### REQUIREMENT
Pictures are to be dropped, and only the lines from the one containing "What's the underlying" through the end of the data below are to be reproduced as written.

### SUPPLIED RECORDS
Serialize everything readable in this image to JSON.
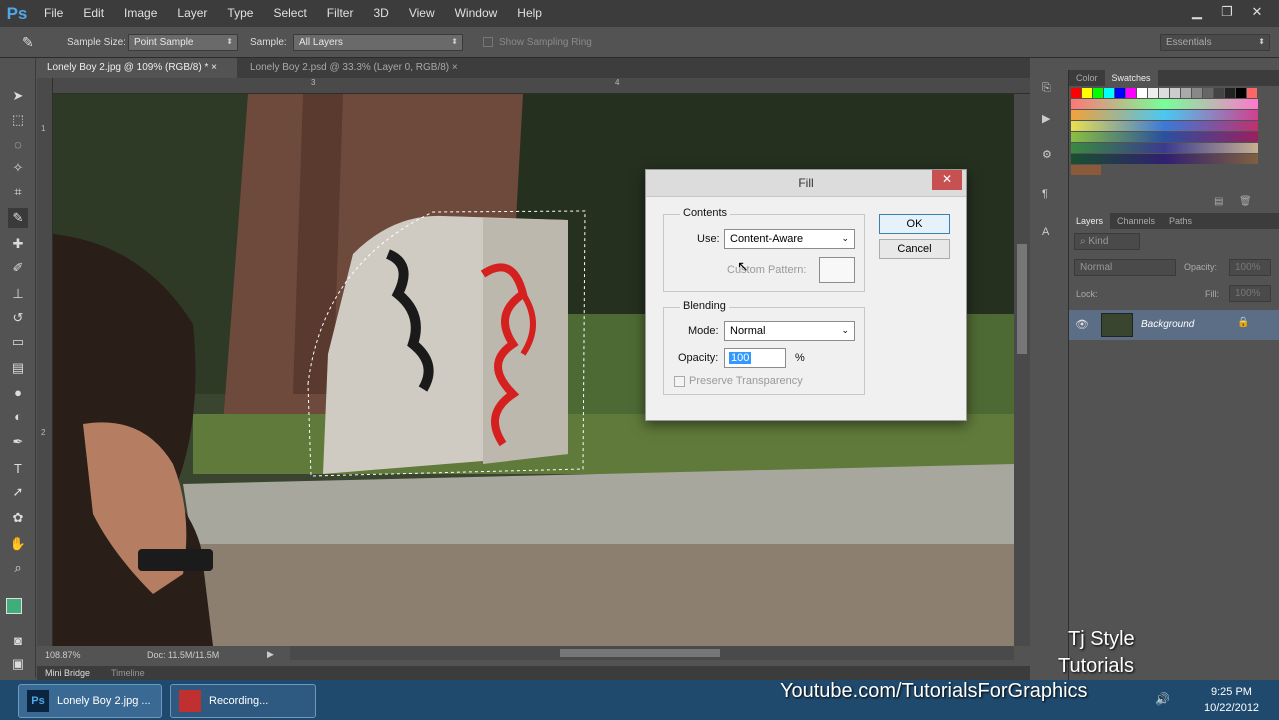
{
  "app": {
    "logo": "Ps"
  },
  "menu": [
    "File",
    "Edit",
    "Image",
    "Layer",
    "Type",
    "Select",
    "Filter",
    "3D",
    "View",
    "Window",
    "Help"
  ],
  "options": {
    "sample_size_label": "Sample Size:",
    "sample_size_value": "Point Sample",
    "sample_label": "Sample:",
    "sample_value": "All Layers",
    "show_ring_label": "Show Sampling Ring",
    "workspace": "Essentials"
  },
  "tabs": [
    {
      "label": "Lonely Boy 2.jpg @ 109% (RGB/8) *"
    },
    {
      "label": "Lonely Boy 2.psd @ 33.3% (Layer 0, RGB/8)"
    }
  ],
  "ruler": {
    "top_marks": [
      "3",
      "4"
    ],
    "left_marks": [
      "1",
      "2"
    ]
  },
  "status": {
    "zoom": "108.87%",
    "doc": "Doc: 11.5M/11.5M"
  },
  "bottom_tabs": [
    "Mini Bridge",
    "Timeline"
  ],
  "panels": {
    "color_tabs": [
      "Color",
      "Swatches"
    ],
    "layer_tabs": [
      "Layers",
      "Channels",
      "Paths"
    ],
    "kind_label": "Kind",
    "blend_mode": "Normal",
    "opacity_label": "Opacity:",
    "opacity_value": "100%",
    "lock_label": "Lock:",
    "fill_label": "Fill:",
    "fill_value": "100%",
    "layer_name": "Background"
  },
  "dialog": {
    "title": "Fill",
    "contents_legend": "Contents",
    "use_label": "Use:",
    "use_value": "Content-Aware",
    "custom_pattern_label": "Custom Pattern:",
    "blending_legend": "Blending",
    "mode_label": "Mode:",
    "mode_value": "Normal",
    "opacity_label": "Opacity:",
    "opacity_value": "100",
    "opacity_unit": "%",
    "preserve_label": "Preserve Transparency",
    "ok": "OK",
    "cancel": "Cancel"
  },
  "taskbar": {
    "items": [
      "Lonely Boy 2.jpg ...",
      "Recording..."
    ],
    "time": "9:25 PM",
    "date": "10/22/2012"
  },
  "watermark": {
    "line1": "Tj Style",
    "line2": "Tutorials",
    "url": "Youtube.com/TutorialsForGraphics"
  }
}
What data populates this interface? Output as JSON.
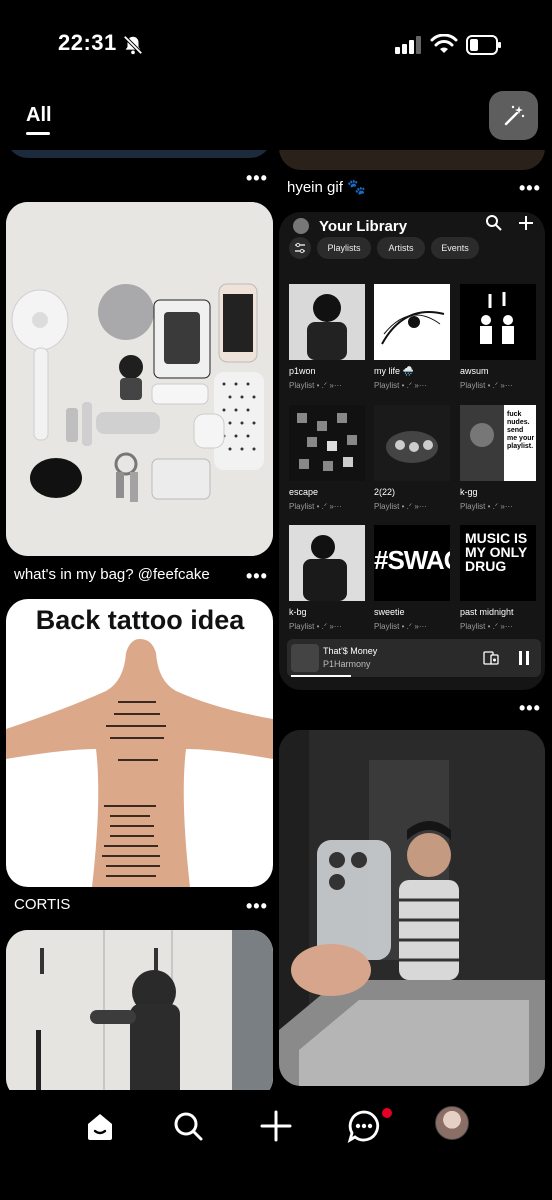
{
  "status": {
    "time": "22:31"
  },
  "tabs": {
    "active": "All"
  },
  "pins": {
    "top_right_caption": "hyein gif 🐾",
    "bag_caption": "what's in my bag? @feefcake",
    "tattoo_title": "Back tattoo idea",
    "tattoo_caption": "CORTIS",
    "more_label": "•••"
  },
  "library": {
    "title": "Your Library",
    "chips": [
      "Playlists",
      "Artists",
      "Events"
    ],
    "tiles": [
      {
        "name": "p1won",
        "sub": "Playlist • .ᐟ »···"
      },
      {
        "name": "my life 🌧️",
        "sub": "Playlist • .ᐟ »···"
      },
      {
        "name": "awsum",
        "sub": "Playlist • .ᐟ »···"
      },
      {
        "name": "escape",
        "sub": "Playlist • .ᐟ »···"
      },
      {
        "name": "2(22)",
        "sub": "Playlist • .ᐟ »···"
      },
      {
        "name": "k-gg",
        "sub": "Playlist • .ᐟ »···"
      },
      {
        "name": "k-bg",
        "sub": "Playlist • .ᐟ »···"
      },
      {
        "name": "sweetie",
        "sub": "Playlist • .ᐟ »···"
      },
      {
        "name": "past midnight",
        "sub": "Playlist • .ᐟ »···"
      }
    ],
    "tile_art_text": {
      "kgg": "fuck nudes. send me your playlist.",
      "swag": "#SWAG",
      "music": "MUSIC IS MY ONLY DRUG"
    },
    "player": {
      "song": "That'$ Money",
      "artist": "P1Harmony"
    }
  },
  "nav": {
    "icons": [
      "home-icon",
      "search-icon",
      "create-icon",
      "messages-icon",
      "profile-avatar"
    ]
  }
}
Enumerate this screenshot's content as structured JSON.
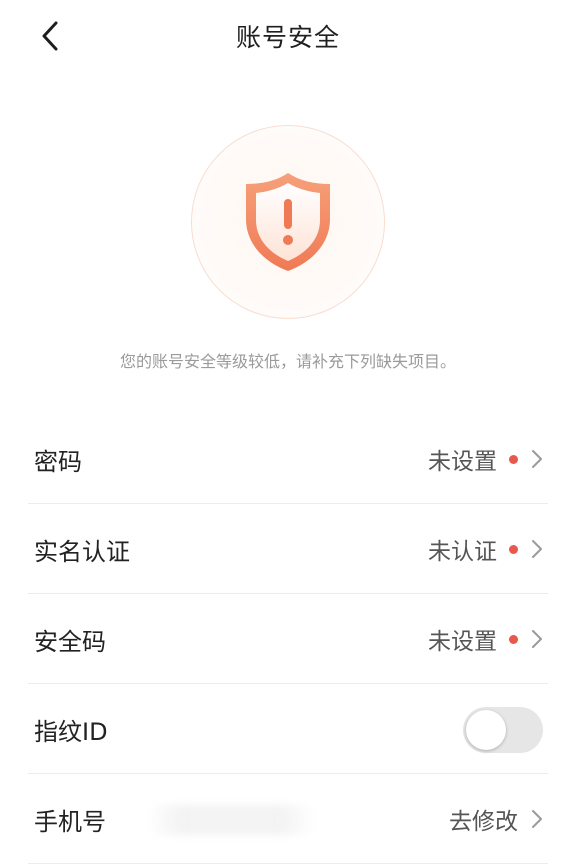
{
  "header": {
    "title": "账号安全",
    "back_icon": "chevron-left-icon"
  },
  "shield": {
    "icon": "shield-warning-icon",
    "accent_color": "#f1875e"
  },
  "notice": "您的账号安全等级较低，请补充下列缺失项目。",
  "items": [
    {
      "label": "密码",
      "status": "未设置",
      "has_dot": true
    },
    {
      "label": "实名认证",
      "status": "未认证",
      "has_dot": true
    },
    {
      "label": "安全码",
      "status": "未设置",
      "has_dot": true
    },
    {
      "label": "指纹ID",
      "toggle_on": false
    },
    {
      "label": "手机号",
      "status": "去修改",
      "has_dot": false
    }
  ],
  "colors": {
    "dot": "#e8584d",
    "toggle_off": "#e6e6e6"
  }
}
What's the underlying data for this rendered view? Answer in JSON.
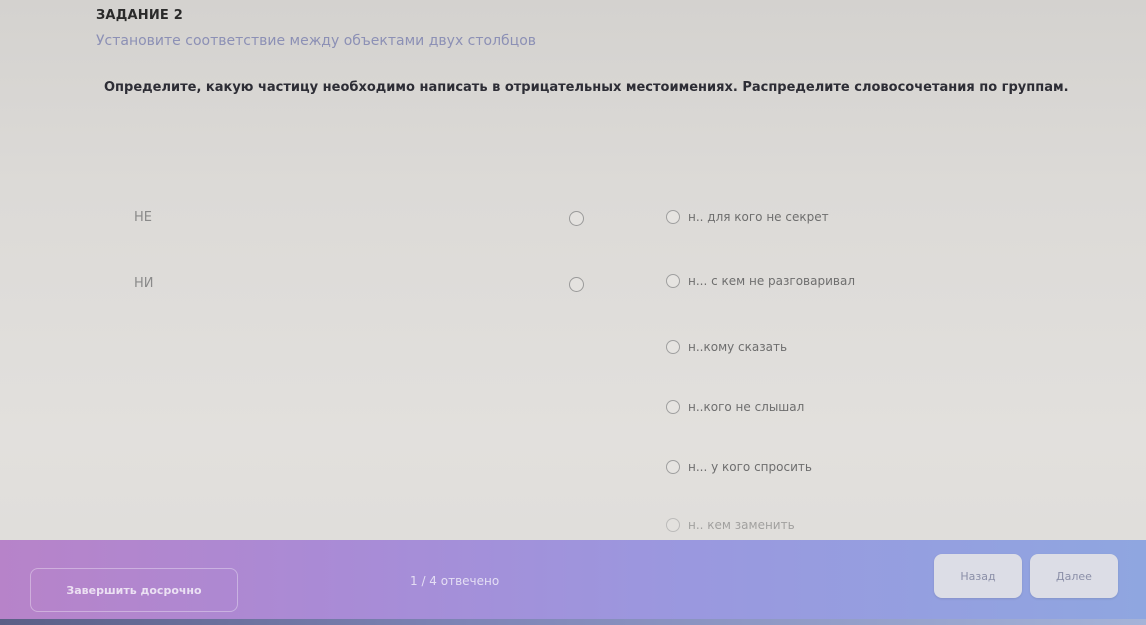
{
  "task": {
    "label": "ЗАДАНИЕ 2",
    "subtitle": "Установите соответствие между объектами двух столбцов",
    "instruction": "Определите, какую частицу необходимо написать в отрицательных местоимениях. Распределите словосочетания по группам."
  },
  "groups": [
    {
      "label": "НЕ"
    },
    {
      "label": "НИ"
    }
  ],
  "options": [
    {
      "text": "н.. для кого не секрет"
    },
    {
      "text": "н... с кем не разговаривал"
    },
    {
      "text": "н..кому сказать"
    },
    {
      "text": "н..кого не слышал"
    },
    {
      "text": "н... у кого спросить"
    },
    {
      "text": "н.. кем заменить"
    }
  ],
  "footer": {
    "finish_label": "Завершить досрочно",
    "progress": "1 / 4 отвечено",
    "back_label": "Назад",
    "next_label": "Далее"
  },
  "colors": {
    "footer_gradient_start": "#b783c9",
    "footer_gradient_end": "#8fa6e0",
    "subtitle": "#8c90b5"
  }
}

### EXPECTED ANSWER
What's the underlying data for this rendered view? Answer in JSON.
{
  "task": {
    "label": "ЗАДАНИЕ 2",
    "subtitle": "Установите соответствие между объектами двух столбцов",
    "instruction": "Определите, какую частицу необходимо написать в отрицательных местоимениях. Распределите словосочетания по группам."
  },
  "groups": [
    {
      "label": "НЕ"
    },
    {
      "label": "НИ"
    }
  ],
  "options": [
    {
      "text": "н.. для кого не секрет"
    },
    {
      "text": "н... с кем не разговаривал"
    },
    {
      "text": "н..кому сказать"
    },
    {
      "text": "н..кого не слышал"
    },
    {
      "text": "н... у кого спросить"
    },
    {
      "text": "н.. кем заменить"
    }
  ],
  "footer": {
    "finish_label": "Завершить досрочно",
    "progress": "1 / 4 отвечено",
    "back_label": "Назад",
    "next_label": "Далее"
  },
  "colors": {
    "footer_gradient_start": "#b783c9",
    "footer_gradient_end": "#8fa6e0",
    "subtitle": "#8c90b5"
  }
}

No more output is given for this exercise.